I’d opt for (c), and I think Myburgh achieves this well in a story that, throughout, expertly employs convincing free indirect discourse — the voice of the character expressed through the author’s report — a device that stops this story reading like Myburgh’s views and instead brings multiple character voices into play, and so generously allows multiple reader responses.

And yet, my favourite of the stories remains Kahora’s fine Urban Zoning, which I have now read four times, each time discovering something new, sometimes even reaching very different conclusions about how this excellent story might be read. If I’ve said that across the five shortlisted stories we may read the present diversity of short African literature, I believe that Kahora’s is the only one to within itself fully encapsulate this diversity, this thrilling ambiguity of “How can we live and interpret Africa, especially its swelling cities where the majority of us now live?” As such, it participates very powerfully and eloquently in the debate over representations of the continent without pandering to anybody’s preconceptions, and without feeling preachy.
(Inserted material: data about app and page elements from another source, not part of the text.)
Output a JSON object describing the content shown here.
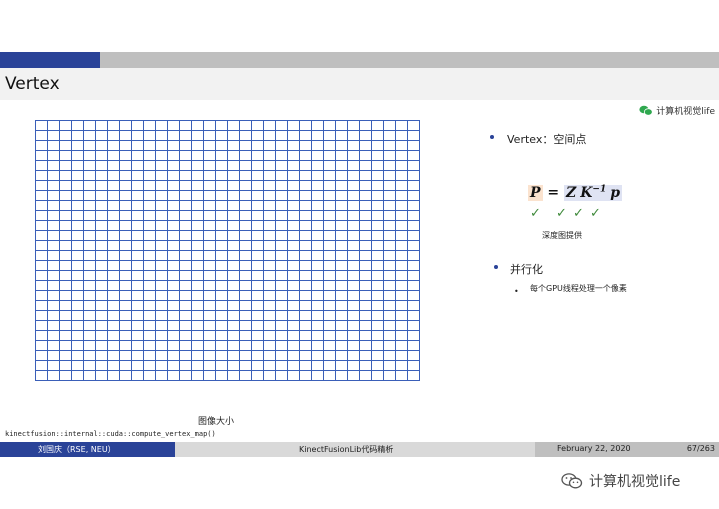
{
  "slide": {
    "title": "Vertex",
    "watermark_small": "计算机视觉life",
    "grid_caption": "图像大小",
    "function_name": "kinectfusion::internal::cuda::compute_vertex_map()"
  },
  "bullets": [
    {
      "text": "Vertex：空间点"
    },
    {
      "text": "并行化",
      "sub": [
        "每个GPU线程处理一个像素"
      ]
    }
  ],
  "formula": {
    "lhs": "P",
    "eq": " = ",
    "z": "Z",
    "k": "K",
    "k_exp": "−1",
    "p": "p",
    "checks": [
      "✓",
      "✓",
      "✓",
      "✓"
    ],
    "caption": "深度图提供"
  },
  "footer": {
    "author": "刘国庆（RSE, NEU）",
    "talk_title": "KinectFusionLib代码精析",
    "date": "February 22, 2020",
    "page": "67/263"
  },
  "watermark_big": "计算机视觉life",
  "colors": {
    "accent": "#2a4398",
    "grid": "#3a5fb8",
    "check": "#3f8a3b"
  }
}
Urban Zoning has a dissolute main character, Kandle, a 30-something Nairobian who lives in a drunken haze, who sleeps around and who suffers the oppressions of a heartless capitalism symbolised, most obviously, by the bank that he works for. He is a complex character — very impressively drawn as such in the brevity of a short story — whom we can neither like nor fully loathe as he wanders through his urban life, shirking work, drink-driving, and generally loafing.
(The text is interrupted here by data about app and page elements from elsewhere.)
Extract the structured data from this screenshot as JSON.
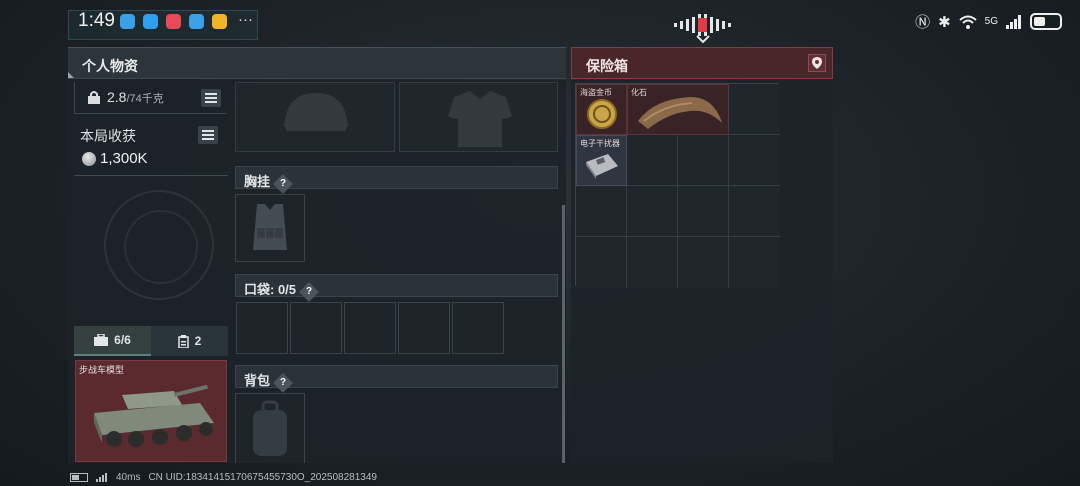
{
  "status_bar": {
    "time": "1:49",
    "overflow_label": "···",
    "network_label": "5G"
  },
  "personal": {
    "title": "个人物资",
    "weight_value": "2.8",
    "weight_max": "/74千克",
    "loot_title": "本局收获",
    "loot_value": "1,300K",
    "tabs": [
      {
        "label": "6/6"
      },
      {
        "label": "2"
      }
    ],
    "featured_item": "步战车模型",
    "sections": {
      "chest": "胸挂",
      "pocket": "口袋: 0/5",
      "backpack": "背包"
    },
    "help_glyph": "?"
  },
  "safe_box": {
    "title": "保险箱",
    "items": [
      {
        "label": "海盗金币"
      },
      {
        "label": "化石"
      },
      {
        "label": "电子干扰器"
      }
    ]
  },
  "footer": {
    "ping": "40ms",
    "uid": "CN UID:18341415170675455730O_202508281349"
  }
}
He is, we learn, both a victim of the abuse that he suffers in his youth and the adult abuse of economics and someone who perpetuates that abuse as he treats women with disdain and tries to cheat his bank as it would cheat him. In the end, Kandle pilfers money from his employer, an act that we can either condemn as merely corrupt and so no better than the corruption of the elite, or as a promising little act of transgression or rebellion against the system by a man who is not yet fully dehumanised but who instead, like a candle, shines out some hope that the oppressive system can, in fact be challenged, even if only through small acts of infrapolitics.
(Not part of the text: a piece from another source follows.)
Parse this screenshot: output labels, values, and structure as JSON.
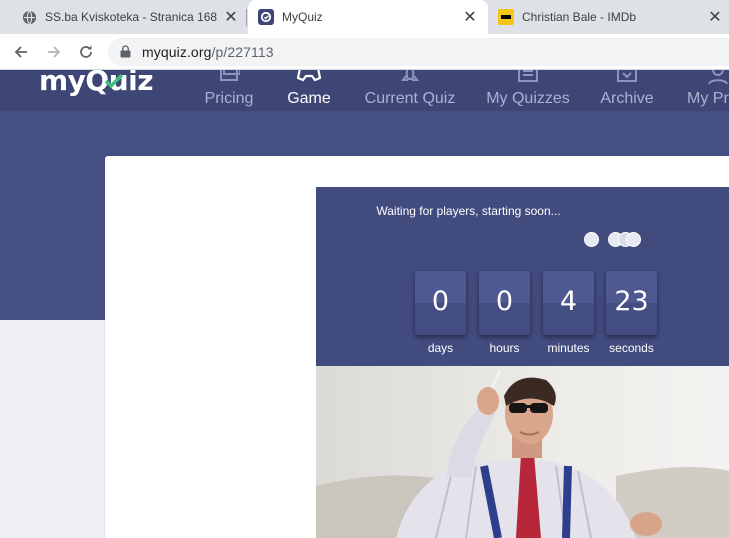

Consequently, in Urban Zoning, we have neither only poverty porn Africa (Kandle’s “bad zones”) nor only the rose-tinted happy Africa (Kandle’s “good zones”) that certain middle-class liberals might yearn for. Kahora’s story makes Nairobi and the postcolonial city in general more realistically complex than it has ever been before in our literature; stepping beyond the 1960s and 1970s obsession with the cultural decay that city-dwelling “inevitably” brings, Kahora nevertheless refuses to view Nairobi as only a place of bright and beautiful lights, and so nuances and rounds the urban landscape, brilliantly.

Of course, it is your pleasant task as a reader to pursue these matters further and make up your own mind, and so I’d urge us all to visit two websites: a) that of the Caine Prize itself, where all of the stories can be easily and freely downloaded; b) the Zunguzungu blog, which is hosting a Caine Prize blogathon, and which lists all of those diverse readers — general and academic — who are participating in a wider debate over 2012’s shortlist. I’d also ask you to participate there, and by doing so reclaim: This is, after all, our African and world literature, and not only that of any UK-based panel.

Stephen Derwent Partington is a Machakos-based teacher and author of the poetry collection, How to Euthanise a Cactus. Email: [email protected]